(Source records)
* * * * *

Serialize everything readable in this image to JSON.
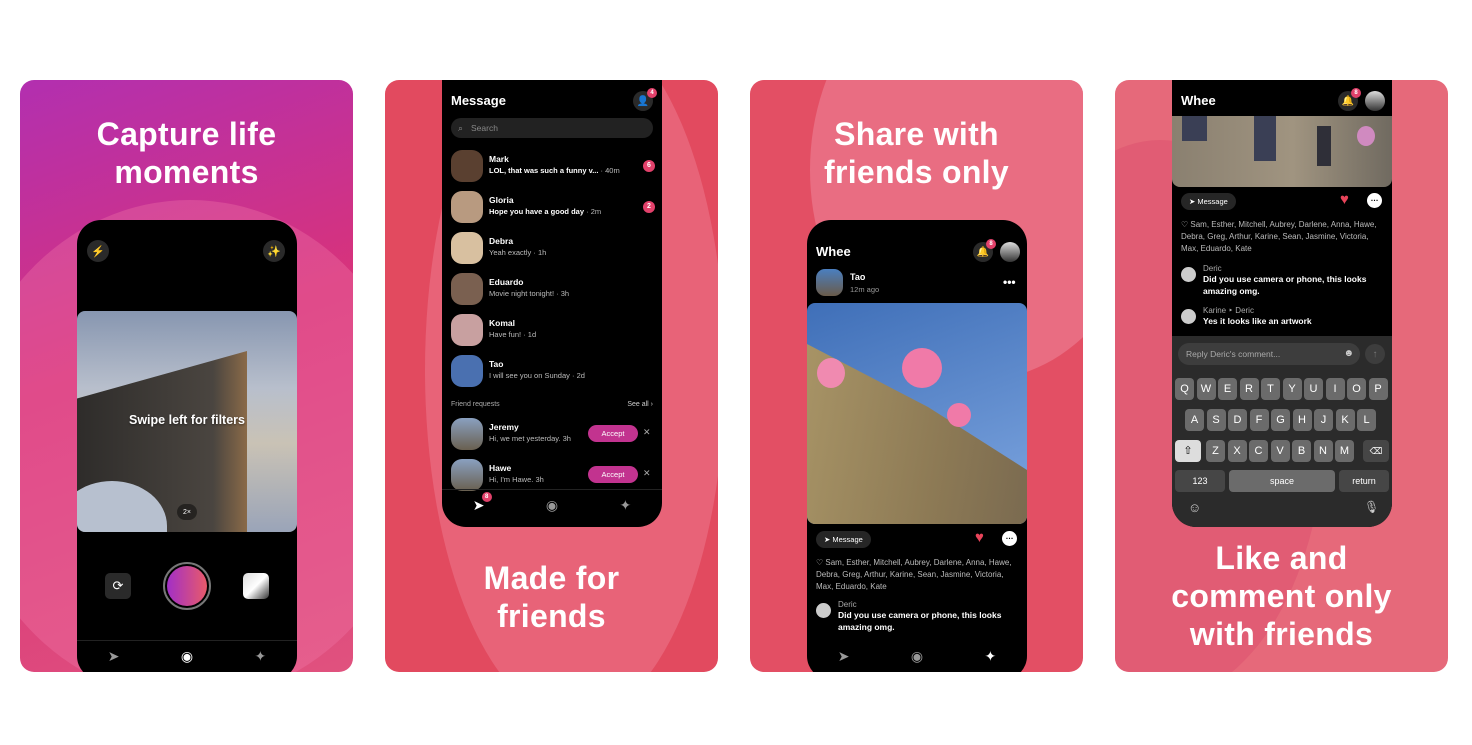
{
  "panels": [
    {
      "headline": [
        "Capture life",
        "moments"
      ],
      "camera": {
        "hint": "Swipe left for filters",
        "zoom": "2×",
        "icons": [
          "flash-off-icon",
          "magic-wand-icon",
          "flip-camera-icon",
          "shutter-button",
          "gallery-thumbnail"
        ]
      },
      "tabs": [
        "send-icon",
        "camera-icon",
        "sparkle-icon"
      ]
    },
    {
      "headline": [
        "Made for",
        "friends"
      ],
      "title": "Message",
      "add_friend_badge": "4",
      "search_placeholder": "Search",
      "conversations": [
        {
          "name": "Mark",
          "message": "LOL, that was such a funny v...",
          "time": "40m",
          "unread": "6",
          "bold": true
        },
        {
          "name": "Gloria",
          "message": "Hope you have a good day",
          "time": "2m",
          "unread": "2",
          "bold": true
        },
        {
          "name": "Debra",
          "message": "Yeah exactly",
          "time": "1h"
        },
        {
          "name": "Eduardo",
          "message": "Movie night tonight!",
          "time": "3h"
        },
        {
          "name": "Komal",
          "message": "Have fun!",
          "time": "1d"
        },
        {
          "name": "Tao",
          "message": "I will see you on Sunday",
          "time": "2d"
        }
      ],
      "friend_requests_label": "Friend requests",
      "see_all": "See all ›",
      "requests": [
        {
          "name": "Jeremy",
          "message": "Hi, we met yesterday. 3h",
          "accept": "Accept"
        },
        {
          "name": "Hawe",
          "message": "Hi, I'm Hawe. 3h",
          "accept": "Accept"
        }
      ],
      "tab_badge": "8"
    },
    {
      "headline": [
        "Share with",
        "friends only"
      ],
      "title": "Whee",
      "notif_badge": "8",
      "post_author": "Tao",
      "post_time": "12m ago",
      "message_button": "Message",
      "likes": "♡ Sam, Esther, Mitchell, Aubrey, Darlene, Anna, Hawe, Debra, Greg, Arthur, Karine, Sean, Jasmine, Victoria, Max, Eduardo, Kate",
      "comment": {
        "name": "Deric",
        "text": "Did you use camera or phone, this looks amazing omg."
      }
    },
    {
      "headline": [
        "Like and",
        "comment only",
        "with friends"
      ],
      "title": "Whee",
      "notif_badge": "8",
      "message_button": "Message",
      "likes": "♡ Sam, Esther, Mitchell, Aubrey, Darlene, Anna, Hawe, Debra, Greg, Arthur, Karine, Sean, Jasmine, Victoria, Max, Eduardo, Kate",
      "comments": [
        {
          "name": "Deric",
          "text": "Did you use camera or phone, this looks amazing omg."
        },
        {
          "name": "Karine ‣ Deric",
          "text": "Yes it looks like an artwork"
        }
      ],
      "reply_placeholder": "Reply Deric's comment...",
      "keyboard": {
        "row1": [
          "Q",
          "W",
          "E",
          "R",
          "T",
          "Y",
          "U",
          "I",
          "O",
          "P"
        ],
        "row2": [
          "A",
          "S",
          "D",
          "F",
          "G",
          "H",
          "J",
          "K",
          "L"
        ],
        "row3": [
          "Z",
          "X",
          "C",
          "V",
          "B",
          "N",
          "M"
        ],
        "numbers": "123",
        "space": "space",
        "return": "return"
      }
    }
  ],
  "colors": {
    "accent": "#c2338f",
    "badge": "#e2416b",
    "heart": "#e8445a"
  }
}
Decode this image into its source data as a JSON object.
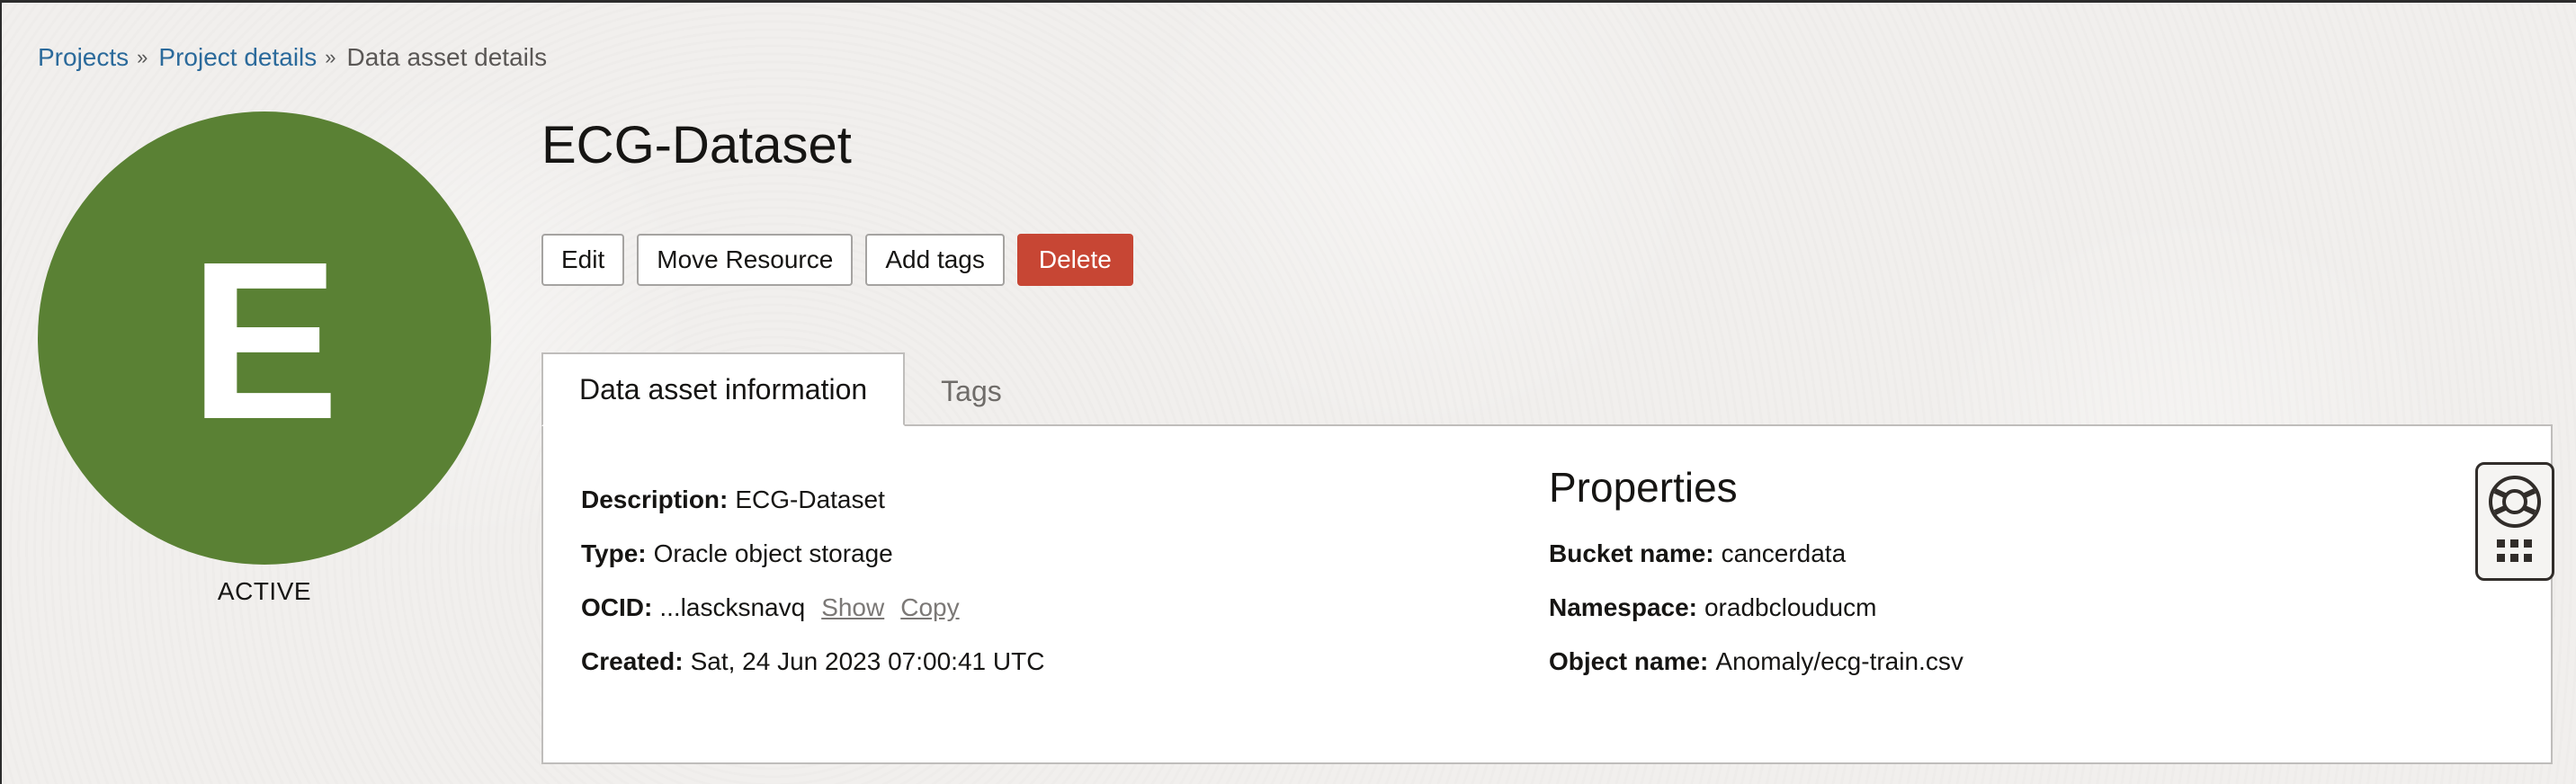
{
  "breadcrumb": {
    "items": [
      "Projects",
      "Project details"
    ],
    "current": "Data asset details",
    "separator": "»"
  },
  "avatar": {
    "letter": "E",
    "color": "#5a8134",
    "status": "ACTIVE"
  },
  "page_title": "ECG-Dataset",
  "actions": {
    "edit": "Edit",
    "move": "Move Resource",
    "add_tags": "Add tags",
    "delete": "Delete",
    "danger_color": "#c74634"
  },
  "tabs": [
    {
      "label": "Data asset information",
      "active": true
    },
    {
      "label": "Tags",
      "active": false
    }
  ],
  "info": {
    "description": {
      "label": "Description:",
      "value": "ECG-Dataset"
    },
    "type": {
      "label": "Type:",
      "value": "Oracle object storage"
    },
    "ocid": {
      "label": "OCID:",
      "value": "...lascksnavq",
      "show": "Show",
      "copy": "Copy"
    },
    "created": {
      "label": "Created:",
      "value": "Sat, 24 Jun 2023 07:00:41 UTC"
    }
  },
  "properties": {
    "title": "Properties",
    "bucket": {
      "label": "Bucket name:",
      "value": "cancerdata"
    },
    "namespace": {
      "label": "Namespace:",
      "value": "oradbclouducm"
    },
    "object": {
      "label": "Object name:",
      "value": "Anomaly/ecg-train.csv"
    }
  },
  "help_widget": {
    "icons": [
      "lifebuoy-icon",
      "grid-icon"
    ]
  },
  "colors": {
    "link": "#2b6a9b",
    "background": "#f1efed"
  }
}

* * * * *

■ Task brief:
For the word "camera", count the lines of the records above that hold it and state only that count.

■ Exercise output:
5